Six decades of Will, with retirement to boot, were cause to somehow indelibly mark the beginning of a new era of life in an epic way. Old testament characters sometimes heaped up mounds of stones to commemorate epic events. The book of Joshua, for example, records eight separate occurrences where the Israelites piled up stones to memorialize events on their journey through the desert to the Promised Land. A similar pilgrimage seemed appropriate.
What I decided on was a return to the woods, like Thoreau, “. . . to front only the essential facts of life and see if I could learn what it had to teach, and not, when I came to die, discover that I had not lived.”
Unlike Thoreau, however, my going to the woods would not be a stationary quest, but a trek worthy of the occasion; I would hike from one shore of Michigan to the other. Travel is a great teacher. Creation is a master teacher. Combining the two by embarking on a journey into the great outdoors seemed to me to hold the promise of great insight and learning.
Perhaps you stand at a similar crossroads in life. It could be that you’re contemplating some kind of change or monumental event that has occurred or is looming over you like a cliff. Or maybe you are like me and just love to tag along as a book stowaway on adventurous expeditions. There are all kinds of reasons why you may have picked up this book. Whatever the motivation, this is my invitation to enlist in our little band of vicarious pilgrims and join us as we go for the gusto. I promise we’ll have fun and I’ll keep you safe.

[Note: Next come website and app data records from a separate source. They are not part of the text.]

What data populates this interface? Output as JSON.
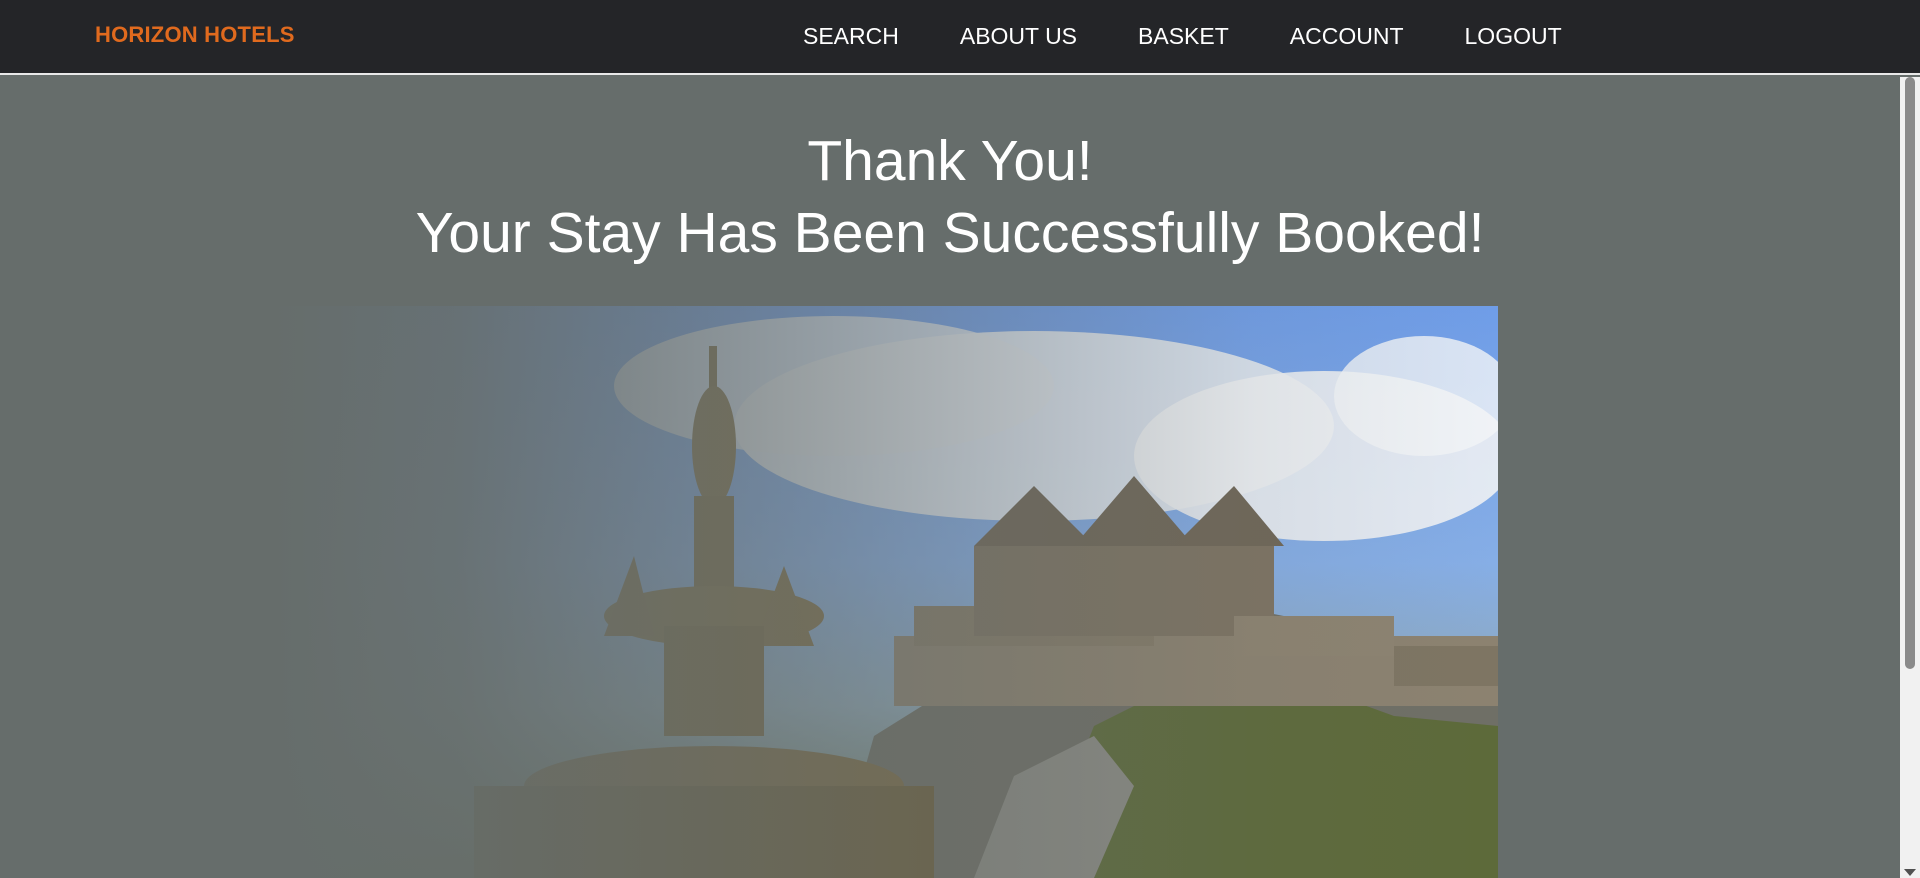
{
  "brand": "HORIZON HOTELS",
  "nav": {
    "search": "SEARCH",
    "about": "ABOUT US",
    "basket": "BASKET",
    "account": "ACCOUNT",
    "logout": "LOGOUT"
  },
  "hero": {
    "line1": "Thank You!",
    "line2": "Your Stay Has Been Successfully Booked!"
  },
  "colors": {
    "nav_background": "#242528",
    "brand_accent": "#e06a1e",
    "page_background": "#666d6b"
  }
}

Grab your pack and let’s go!
Want more of A Walk Across Michigan? Click Here